* _Information shown_:
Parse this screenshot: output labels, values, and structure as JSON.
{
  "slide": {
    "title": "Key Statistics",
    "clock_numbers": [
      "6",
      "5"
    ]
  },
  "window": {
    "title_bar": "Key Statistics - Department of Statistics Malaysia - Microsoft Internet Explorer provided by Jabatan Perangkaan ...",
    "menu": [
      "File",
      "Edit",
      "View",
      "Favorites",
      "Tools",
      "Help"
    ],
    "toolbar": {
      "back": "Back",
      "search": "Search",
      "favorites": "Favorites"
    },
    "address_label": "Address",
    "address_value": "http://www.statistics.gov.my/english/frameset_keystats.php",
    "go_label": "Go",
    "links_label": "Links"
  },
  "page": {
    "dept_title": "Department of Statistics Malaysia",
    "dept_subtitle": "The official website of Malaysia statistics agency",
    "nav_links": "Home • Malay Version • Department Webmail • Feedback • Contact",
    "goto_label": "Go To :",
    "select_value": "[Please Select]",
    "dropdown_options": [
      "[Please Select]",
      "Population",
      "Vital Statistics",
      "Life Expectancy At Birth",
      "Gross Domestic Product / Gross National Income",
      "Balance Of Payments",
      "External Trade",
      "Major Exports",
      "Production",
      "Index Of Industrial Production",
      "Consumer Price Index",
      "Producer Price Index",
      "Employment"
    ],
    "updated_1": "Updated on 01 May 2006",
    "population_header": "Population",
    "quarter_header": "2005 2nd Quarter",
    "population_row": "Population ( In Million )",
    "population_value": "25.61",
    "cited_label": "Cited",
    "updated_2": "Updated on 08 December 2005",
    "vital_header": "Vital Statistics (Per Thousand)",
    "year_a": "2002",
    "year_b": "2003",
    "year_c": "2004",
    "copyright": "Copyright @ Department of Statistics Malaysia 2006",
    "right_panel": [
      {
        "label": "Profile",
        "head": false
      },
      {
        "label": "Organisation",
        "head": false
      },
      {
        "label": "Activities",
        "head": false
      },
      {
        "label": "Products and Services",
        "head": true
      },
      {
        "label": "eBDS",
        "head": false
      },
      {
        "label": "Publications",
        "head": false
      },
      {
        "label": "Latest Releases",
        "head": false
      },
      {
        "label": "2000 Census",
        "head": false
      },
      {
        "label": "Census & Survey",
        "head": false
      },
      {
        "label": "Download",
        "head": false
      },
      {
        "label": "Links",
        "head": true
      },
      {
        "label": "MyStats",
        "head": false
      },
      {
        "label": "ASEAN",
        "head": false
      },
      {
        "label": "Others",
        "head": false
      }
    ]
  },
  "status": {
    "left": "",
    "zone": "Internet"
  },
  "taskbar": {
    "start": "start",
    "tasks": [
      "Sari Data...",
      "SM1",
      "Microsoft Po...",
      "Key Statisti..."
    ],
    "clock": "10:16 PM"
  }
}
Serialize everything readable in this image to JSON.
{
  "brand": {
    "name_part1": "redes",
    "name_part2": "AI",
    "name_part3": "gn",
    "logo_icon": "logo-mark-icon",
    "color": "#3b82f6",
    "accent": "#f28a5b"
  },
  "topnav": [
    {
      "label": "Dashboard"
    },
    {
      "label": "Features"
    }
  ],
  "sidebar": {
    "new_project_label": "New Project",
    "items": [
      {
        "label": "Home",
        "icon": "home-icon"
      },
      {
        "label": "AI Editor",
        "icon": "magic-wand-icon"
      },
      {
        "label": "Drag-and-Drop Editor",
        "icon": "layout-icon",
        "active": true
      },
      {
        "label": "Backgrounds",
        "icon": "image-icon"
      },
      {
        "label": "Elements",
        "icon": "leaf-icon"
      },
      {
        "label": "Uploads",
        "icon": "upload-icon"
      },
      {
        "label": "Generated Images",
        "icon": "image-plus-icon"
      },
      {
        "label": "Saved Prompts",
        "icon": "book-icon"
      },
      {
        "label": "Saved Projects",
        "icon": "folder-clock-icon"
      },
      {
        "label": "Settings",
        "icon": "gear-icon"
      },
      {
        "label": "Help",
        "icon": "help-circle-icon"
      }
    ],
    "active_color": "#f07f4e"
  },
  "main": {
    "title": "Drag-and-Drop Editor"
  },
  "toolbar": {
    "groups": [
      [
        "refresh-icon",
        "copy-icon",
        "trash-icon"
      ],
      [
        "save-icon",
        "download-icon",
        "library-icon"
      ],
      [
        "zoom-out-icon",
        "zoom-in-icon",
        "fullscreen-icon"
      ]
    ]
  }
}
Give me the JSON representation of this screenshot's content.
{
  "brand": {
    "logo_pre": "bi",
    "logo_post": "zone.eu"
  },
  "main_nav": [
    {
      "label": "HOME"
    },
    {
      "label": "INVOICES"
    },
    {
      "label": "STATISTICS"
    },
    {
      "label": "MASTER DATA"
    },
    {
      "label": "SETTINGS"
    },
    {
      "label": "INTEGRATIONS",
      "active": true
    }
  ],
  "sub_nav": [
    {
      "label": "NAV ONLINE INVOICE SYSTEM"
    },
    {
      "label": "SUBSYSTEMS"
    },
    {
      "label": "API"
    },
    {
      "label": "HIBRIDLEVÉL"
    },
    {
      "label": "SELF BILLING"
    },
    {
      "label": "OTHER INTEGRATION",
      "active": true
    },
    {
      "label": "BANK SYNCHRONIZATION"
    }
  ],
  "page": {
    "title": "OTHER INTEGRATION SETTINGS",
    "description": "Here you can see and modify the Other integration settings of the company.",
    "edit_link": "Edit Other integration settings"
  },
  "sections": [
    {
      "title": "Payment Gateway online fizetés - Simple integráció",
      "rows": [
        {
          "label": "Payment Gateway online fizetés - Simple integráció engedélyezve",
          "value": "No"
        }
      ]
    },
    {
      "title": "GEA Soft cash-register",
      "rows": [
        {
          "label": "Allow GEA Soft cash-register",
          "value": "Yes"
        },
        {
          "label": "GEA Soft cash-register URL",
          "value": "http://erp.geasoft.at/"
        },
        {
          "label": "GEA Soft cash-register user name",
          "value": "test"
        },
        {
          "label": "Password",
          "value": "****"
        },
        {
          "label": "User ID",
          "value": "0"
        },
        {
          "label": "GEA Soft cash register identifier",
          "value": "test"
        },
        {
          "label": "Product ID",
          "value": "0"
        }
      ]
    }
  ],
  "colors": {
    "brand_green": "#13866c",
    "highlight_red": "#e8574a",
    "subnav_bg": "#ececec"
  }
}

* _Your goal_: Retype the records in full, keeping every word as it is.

* _Answer for the task_:
Parse this screenshot: output labels, values, and structure as JSON.
{
  "slide": {
    "title": "Key Statistics",
    "clock_numbers": [
      "6",
      "5"
    ]
  },
  "window": {
    "title_bar": "Key Statistics - Department of Statistics Malaysia - Microsoft Internet Explorer provided by Jabatan Perangkaan ...",
    "menu": [
      "File",
      "Edit",
      "View",
      "Favorites",
      "Tools",
      "Help"
    ],
    "toolbar": {
      "back": "Back",
      "search": "Search",
      "favorites": "Favorites"
    },
    "address_label": "Address",
    "address_value": "http://www.statistics.gov.my/english/frameset_keystats.php",
    "go_label": "Go",
    "links_label": "Links"
  },
  "page": {
    "dept_title": "Department of Statistics Malaysia",
    "dept_subtitle": "The official website of Malaysia statistics agency",
    "nav_links": "Home • Malay Version • Department Webmail • Feedback • Contact",
    "goto_label": "Go To :",
    "select_value": "[Please Select]",
    "dropdown_options": [
      "[Please Select]",
      "Population",
      "Vital Statistics",
      "Life Expectancy At Birth",
      "Gross Domestic Product / Gross National Income",
      "Balance Of Payments",
      "External Trade",
      "Major Exports",
      "Production",
      "Index Of Industrial Production",
      "Consumer Price Index",
      "Producer Price Index",
      "Employment"
    ],
    "updated_1": "Updated on 01 May 2006",
    "population_header": "Population",
    "quarter_header": "2005 2nd Quarter",
    "population_row": "Population ( In Million )",
    "population_value": "25.61",
    "cited_label": "Cited",
    "updated_2": "Updated on 08 December 2005",
    "vital_header": "Vital Statistics (Per Thousand)",
    "year_a": "2002",
    "year_b": "2003",
    "year_c": "2004",
    "copyright": "Copyright @ Department of Statistics Malaysia 2006",
    "right_panel": [
      {
        "label": "Profile",
        "head": false
      },
      {
        "label": "Organisation",
        "head": false
      },
      {
        "label": "Activities",
        "head": false
      },
      {
        "label": "Products and Services",
        "head": true
      },
      {
        "label": "eBDS",
        "head": false
      },
      {
        "label": "Publications",
        "head": false
      },
      {
        "label": "Latest Releases",
        "head": false
      },
      {
        "label": "2000 Census",
        "head": false
      },
      {
        "label": "Census & Survey",
        "head": false
      },
      {
        "label": "Download",
        "head": false
      },
      {
        "label": "Links",
        "head": true
      },
      {
        "label": "MyStats",
        "head": false
      },
      {
        "label": "ASEAN",
        "head": false
      },
      {
        "label": "Others",
        "head": false
      }
    ]
  },
  "status": {
    "left": "",
    "zone": "Internet"
  },
  "taskbar": {
    "start": "start",
    "tasks": [
      "Sari Data...",
      "SM1",
      "Microsoft Po...",
      "Key Statisti..."
    ],
    "clock": "10:16 PM"
  }
}
Serialize everything readable in this image to JSON.
{
  "brand": {
    "name_part1": "redes",
    "name_part2": "AI",
    "name_part3": "gn",
    "logo_icon": "logo-mark-icon",
    "color": "#3b82f6",
    "accent": "#f28a5b"
  },
  "topnav": [
    {
      "label": "Dashboard"
    },
    {
      "label": "Features"
    }
  ],
  "sidebar": {
    "new_project_label": "New Project",
    "items": [
      {
        "label": "Home",
        "icon": "home-icon"
      },
      {
        "label": "AI Editor",
        "icon": "magic-wand-icon"
      },
      {
        "label": "Drag-and-Drop Editor",
        "icon": "layout-icon",
        "active": true
      },
      {
        "label": "Backgrounds",
        "icon": "image-icon"
      },
      {
        "label": "Elements",
        "icon": "leaf-icon"
      },
      {
        "label": "Uploads",
        "icon": "upload-icon"
      },
      {
        "label": "Generated Images",
        "icon": "image-plus-icon"
      },
      {
        "label": "Saved Prompts",
        "icon": "book-icon"
      },
      {
        "label": "Saved Projects",
        "icon": "folder-clock-icon"
      },
      {
        "label": "Settings",
        "icon": "gear-icon"
      },
      {
        "label": "Help",
        "icon": "help-circle-icon"
      }
    ],
    "active_color": "#f07f4e"
  },
  "main": {
    "title": "Drag-and-Drop Editor"
  },
  "toolbar": {
    "groups": [
      [
        "refresh-icon",
        "copy-icon",
        "trash-icon"
      ],
      [
        "save-icon",
        "download-icon",
        "library-icon"
      ],
      [
        "zoom-out-icon",
        "zoom-in-icon",
        "fullscreen-icon"
      ]
    ]
  }
}
Give me the JSON representation of this screenshot's content.
{
  "brand": {
    "logo_pre": "bi",
    "logo_post": "zone.eu"
  },
  "main_nav": [
    {
      "label": "HOME"
    },
    {
      "label": "INVOICES"
    },
    {
      "label": "STATISTICS"
    },
    {
      "label": "MASTER DATA"
    },
    {
      "label": "SETTINGS"
    },
    {
      "label": "INTEGRATIONS",
      "active": true
    }
  ],
  "sub_nav": [
    {
      "label": "NAV ONLINE INVOICE SYSTEM"
    },
    {
      "label": "SUBSYSTEMS"
    },
    {
      "label": "API"
    },
    {
      "label": "HIBRIDLEVÉL"
    },
    {
      "label": "SELF BILLING"
    },
    {
      "label": "OTHER INTEGRATION",
      "active": true
    },
    {
      "label": "BANK SYNCHRONIZATION"
    }
  ],
  "page": {
    "title": "OTHER INTEGRATION SETTINGS",
    "description": "Here you can see and modify the Other integration settings of the company.",
    "edit_link": "Edit Other integration settings"
  },
  "sections": [
    {
      "title": "Payment Gateway online fizetés - Simple integráció",
      "rows": [
        {
          "label": "Payment Gateway online fizetés - Simple integráció engedélyezve",
          "value": "No"
        }
      ]
    },
    {
      "title": "GEA Soft cash-register",
      "rows": [
        {
          "label": "Allow GEA Soft cash-register",
          "value": "Yes"
        },
        {
          "label": "GEA Soft cash-register URL",
          "value": "http://erp.geasoft.at/"
        },
        {
          "label": "GEA Soft cash-register user name",
          "value": "test"
        },
        {
          "label": "Password",
          "value": "****"
        },
        {
          "label": "User ID",
          "value": "0"
        },
        {
          "label": "GEA Soft cash register identifier",
          "value": "test"
        },
        {
          "label": "Product ID",
          "value": "0"
        }
      ]
    }
  ],
  "colors": {
    "brand_green": "#13866c",
    "highlight_red": "#e8574a",
    "subnav_bg": "#ececec"
  }
}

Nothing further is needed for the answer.